— How to complete this task —
Print each record below character for character.

(Data about app and page elements)

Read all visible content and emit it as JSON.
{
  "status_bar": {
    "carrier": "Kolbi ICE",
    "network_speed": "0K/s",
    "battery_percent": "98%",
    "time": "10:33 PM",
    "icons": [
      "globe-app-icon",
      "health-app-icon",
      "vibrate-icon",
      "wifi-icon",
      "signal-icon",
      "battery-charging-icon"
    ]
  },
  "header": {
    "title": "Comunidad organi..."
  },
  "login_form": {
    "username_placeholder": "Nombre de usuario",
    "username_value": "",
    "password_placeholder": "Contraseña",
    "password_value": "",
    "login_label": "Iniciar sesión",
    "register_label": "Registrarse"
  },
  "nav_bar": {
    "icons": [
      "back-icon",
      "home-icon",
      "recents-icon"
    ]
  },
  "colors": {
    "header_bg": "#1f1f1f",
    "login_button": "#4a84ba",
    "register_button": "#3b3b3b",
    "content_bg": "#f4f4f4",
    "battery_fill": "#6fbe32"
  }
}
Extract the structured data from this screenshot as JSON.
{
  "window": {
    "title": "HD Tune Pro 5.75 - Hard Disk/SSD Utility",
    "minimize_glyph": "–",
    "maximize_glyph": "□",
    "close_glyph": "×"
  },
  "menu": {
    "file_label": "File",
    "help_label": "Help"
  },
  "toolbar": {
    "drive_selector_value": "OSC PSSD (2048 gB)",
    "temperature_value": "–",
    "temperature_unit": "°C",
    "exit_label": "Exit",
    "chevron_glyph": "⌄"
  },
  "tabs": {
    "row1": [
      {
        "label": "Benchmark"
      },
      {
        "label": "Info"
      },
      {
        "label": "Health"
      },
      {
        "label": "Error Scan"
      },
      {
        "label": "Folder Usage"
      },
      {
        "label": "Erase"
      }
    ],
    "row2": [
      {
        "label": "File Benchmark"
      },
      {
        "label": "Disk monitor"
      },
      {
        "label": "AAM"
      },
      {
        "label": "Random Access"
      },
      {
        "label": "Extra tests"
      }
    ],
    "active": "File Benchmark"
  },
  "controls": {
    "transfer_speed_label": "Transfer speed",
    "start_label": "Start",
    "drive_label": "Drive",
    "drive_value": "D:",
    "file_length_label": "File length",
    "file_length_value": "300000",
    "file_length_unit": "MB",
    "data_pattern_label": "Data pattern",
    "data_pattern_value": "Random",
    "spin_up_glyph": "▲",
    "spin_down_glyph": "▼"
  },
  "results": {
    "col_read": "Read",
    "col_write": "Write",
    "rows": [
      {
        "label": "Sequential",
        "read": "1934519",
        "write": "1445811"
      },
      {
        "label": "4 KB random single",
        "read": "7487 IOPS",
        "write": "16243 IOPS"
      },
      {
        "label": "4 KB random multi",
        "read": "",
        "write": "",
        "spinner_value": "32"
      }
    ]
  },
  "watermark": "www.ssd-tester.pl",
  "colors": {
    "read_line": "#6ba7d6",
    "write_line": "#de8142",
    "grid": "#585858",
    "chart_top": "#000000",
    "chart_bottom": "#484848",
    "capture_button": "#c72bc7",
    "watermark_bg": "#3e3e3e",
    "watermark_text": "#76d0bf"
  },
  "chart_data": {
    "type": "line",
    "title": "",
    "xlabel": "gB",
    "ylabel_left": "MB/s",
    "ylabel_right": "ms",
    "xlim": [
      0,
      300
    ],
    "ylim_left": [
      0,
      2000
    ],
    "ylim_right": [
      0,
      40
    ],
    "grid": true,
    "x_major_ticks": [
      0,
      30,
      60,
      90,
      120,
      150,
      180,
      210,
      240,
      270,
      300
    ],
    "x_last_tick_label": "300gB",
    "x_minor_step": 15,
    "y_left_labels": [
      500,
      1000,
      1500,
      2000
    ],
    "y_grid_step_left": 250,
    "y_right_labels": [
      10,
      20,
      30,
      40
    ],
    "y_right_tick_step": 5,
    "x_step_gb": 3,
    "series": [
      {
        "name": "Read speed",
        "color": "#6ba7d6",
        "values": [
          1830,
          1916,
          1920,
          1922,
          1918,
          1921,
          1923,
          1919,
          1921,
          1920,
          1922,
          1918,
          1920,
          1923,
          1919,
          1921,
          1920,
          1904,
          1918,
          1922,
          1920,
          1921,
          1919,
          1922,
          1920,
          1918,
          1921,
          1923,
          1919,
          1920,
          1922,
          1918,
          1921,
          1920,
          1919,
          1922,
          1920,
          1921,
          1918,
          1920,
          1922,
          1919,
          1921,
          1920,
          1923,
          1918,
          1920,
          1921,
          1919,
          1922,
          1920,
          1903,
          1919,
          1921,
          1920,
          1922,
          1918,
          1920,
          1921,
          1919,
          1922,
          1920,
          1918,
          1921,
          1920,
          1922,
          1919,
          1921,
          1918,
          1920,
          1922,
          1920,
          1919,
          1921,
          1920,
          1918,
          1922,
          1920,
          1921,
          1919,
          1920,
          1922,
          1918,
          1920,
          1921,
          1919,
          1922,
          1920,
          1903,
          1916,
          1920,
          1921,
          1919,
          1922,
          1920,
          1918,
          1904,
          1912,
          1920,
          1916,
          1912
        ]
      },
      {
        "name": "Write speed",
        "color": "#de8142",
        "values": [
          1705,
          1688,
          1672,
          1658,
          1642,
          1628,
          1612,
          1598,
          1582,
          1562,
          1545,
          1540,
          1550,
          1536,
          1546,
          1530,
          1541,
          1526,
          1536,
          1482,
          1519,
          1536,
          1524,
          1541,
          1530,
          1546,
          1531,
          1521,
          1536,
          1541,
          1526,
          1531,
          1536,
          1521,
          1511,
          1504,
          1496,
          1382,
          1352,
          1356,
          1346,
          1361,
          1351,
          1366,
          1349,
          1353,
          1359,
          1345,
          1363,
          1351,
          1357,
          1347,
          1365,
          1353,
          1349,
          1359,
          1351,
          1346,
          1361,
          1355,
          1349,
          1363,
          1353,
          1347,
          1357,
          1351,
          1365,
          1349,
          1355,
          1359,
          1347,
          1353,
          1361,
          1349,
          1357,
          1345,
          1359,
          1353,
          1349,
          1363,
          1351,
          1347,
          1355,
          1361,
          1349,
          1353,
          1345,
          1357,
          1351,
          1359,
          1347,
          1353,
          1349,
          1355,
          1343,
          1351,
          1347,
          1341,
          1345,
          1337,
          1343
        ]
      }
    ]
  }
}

— Result below —
Read all visible content and emit it as JSON.
{
  "status_bar": {
    "carrier": "Kolbi ICE",
    "network_speed": "0K/s",
    "battery_percent": "98%",
    "time": "10:33 PM",
    "icons": [
      "globe-app-icon",
      "health-app-icon",
      "vibrate-icon",
      "wifi-icon",
      "signal-icon",
      "battery-charging-icon"
    ]
  },
  "header": {
    "title": "Comunidad organi..."
  },
  "login_form": {
    "username_placeholder": "Nombre de usuario",
    "username_value": "",
    "password_placeholder": "Contraseña",
    "password_value": "",
    "login_label": "Iniciar sesión",
    "register_label": "Registrarse"
  },
  "nav_bar": {
    "icons": [
      "back-icon",
      "home-icon",
      "recents-icon"
    ]
  },
  "colors": {
    "header_bg": "#1f1f1f",
    "login_button": "#4a84ba",
    "register_button": "#3b3b3b",
    "content_bg": "#f4f4f4",
    "battery_fill": "#6fbe32"
  }
}
Extract the structured data from this screenshot as JSON.
{
  "window": {
    "title": "HD Tune Pro 5.75 - Hard Disk/SSD Utility",
    "minimize_glyph": "–",
    "maximize_glyph": "□",
    "close_glyph": "×"
  },
  "menu": {
    "file_label": "File",
    "help_label": "Help"
  },
  "toolbar": {
    "drive_selector_value": "OSC PSSD (2048 gB)",
    "temperature_value": "–",
    "temperature_unit": "°C",
    "exit_label": "Exit",
    "chevron_glyph": "⌄"
  },
  "tabs": {
    "row1": [
      {
        "label": "Benchmark"
      },
      {
        "label": "Info"
      },
      {
        "label": "Health"
      },
      {
        "label": "Error Scan"
      },
      {
        "label": "Folder Usage"
      },
      {
        "label": "Erase"
      }
    ],
    "row2": [
      {
        "label": "File Benchmark"
      },
      {
        "label": "Disk monitor"
      },
      {
        "label": "AAM"
      },
      {
        "label": "Random Access"
      },
      {
        "label": "Extra tests"
      }
    ],
    "active": "File Benchmark"
  },
  "controls": {
    "transfer_speed_label": "Transfer speed",
    "start_label": "Start",
    "drive_label": "Drive",
    "drive_value": "D:",
    "file_length_label": "File length",
    "file_length_value": "300000",
    "file_length_unit": "MB",
    "data_pattern_label": "Data pattern",
    "data_pattern_value": "Random",
    "spin_up_glyph": "▲",
    "spin_down_glyph": "▼"
  },
  "results": {
    "col_read": "Read",
    "col_write": "Write",
    "rows": [
      {
        "label": "Sequential",
        "read": "1934519",
        "write": "1445811"
      },
      {
        "label": "4 KB random single",
        "read": "7487 IOPS",
        "write": "16243 IOPS"
      },
      {
        "label": "4 KB random multi",
        "read": "",
        "write": "",
        "spinner_value": "32"
      }
    ]
  },
  "watermark": "www.ssd-tester.pl",
  "colors": {
    "read_line": "#6ba7d6",
    "write_line": "#de8142",
    "grid": "#585858",
    "chart_top": "#000000",
    "chart_bottom": "#484848",
    "capture_button": "#c72bc7",
    "watermark_bg": "#3e3e3e",
    "watermark_text": "#76d0bf"
  },
  "chart_data": {
    "type": "line",
    "title": "",
    "xlabel": "gB",
    "ylabel_left": "MB/s",
    "ylabel_right": "ms",
    "xlim": [
      0,
      300
    ],
    "ylim_left": [
      0,
      2000
    ],
    "ylim_right": [
      0,
      40
    ],
    "grid": true,
    "x_major_ticks": [
      0,
      30,
      60,
      90,
      120,
      150,
      180,
      210,
      240,
      270,
      300
    ],
    "x_last_tick_label": "300gB",
    "x_minor_step": 15,
    "y_left_labels": [
      500,
      1000,
      1500,
      2000
    ],
    "y_grid_step_left": 250,
    "y_right_labels": [
      10,
      20,
      30,
      40
    ],
    "y_right_tick_step": 5,
    "x_step_gb": 3,
    "series": [
      {
        "name": "Read speed",
        "color": "#6ba7d6",
        "values": [
          1830,
          1916,
          1920,
          1922,
          1918,
          1921,
          1923,
          1919,
          1921,
          1920,
          1922,
          1918,
          1920,
          1923,
          1919,
          1921,
          1920,
          1904,
          1918,
          1922,
          1920,
          1921,
          1919,
          1922,
          1920,
          1918,
          1921,
          1923,
          1919,
          1920,
          1922,
          1918,
          1921,
          1920,
          1919,
          1922,
          1920,
          1921,
          1918,
          1920,
          1922,
          1919,
          1921,
          1920,
          1923,
          1918,
          1920,
          1921,
          1919,
          1922,
          1920,
          1903,
          1919,
          1921,
          1920,
          1922,
          1918,
          1920,
          1921,
          1919,
          1922,
          1920,
          1918,
          1921,
          1920,
          1922,
          1919,
          1921,
          1918,
          1920,
          1922,
          1920,
          1919,
          1921,
          1920,
          1918,
          1922,
          1920,
          1921,
          1919,
          1920,
          1922,
          1918,
          1920,
          1921,
          1919,
          1922,
          1920,
          1903,
          1916,
          1920,
          1921,
          1919,
          1922,
          1920,
          1918,
          1904,
          1912,
          1920,
          1916,
          1912
        ]
      },
      {
        "name": "Write speed",
        "color": "#de8142",
        "values": [
          1705,
          1688,
          1672,
          1658,
          1642,
          1628,
          1612,
          1598,
          1582,
          1562,
          1545,
          1540,
          1550,
          1536,
          1546,
          1530,
          1541,
          1526,
          1536,
          1482,
          1519,
          1536,
          1524,
          1541,
          1530,
          1546,
          1531,
          1521,
          1536,
          1541,
          1526,
          1531,
          1536,
          1521,
          1511,
          1504,
          1496,
          1382,
          1352,
          1356,
          1346,
          1361,
          1351,
          1366,
          1349,
          1353,
          1359,
          1345,
          1363,
          1351,
          1357,
          1347,
          1365,
          1353,
          1349,
          1359,
          1351,
          1346,
          1361,
          1355,
          1349,
          1363,
          1353,
          1347,
          1357,
          1351,
          1365,
          1349,
          1355,
          1359,
          1347,
          1353,
          1361,
          1349,
          1357,
          1345,
          1359,
          1353,
          1349,
          1363,
          1351,
          1347,
          1355,
          1361,
          1349,
          1353,
          1345,
          1357,
          1351,
          1359,
          1347,
          1353,
          1349,
          1355,
          1343,
          1351,
          1347,
          1341,
          1345,
          1337,
          1343
        ]
      }
    ]
  }
}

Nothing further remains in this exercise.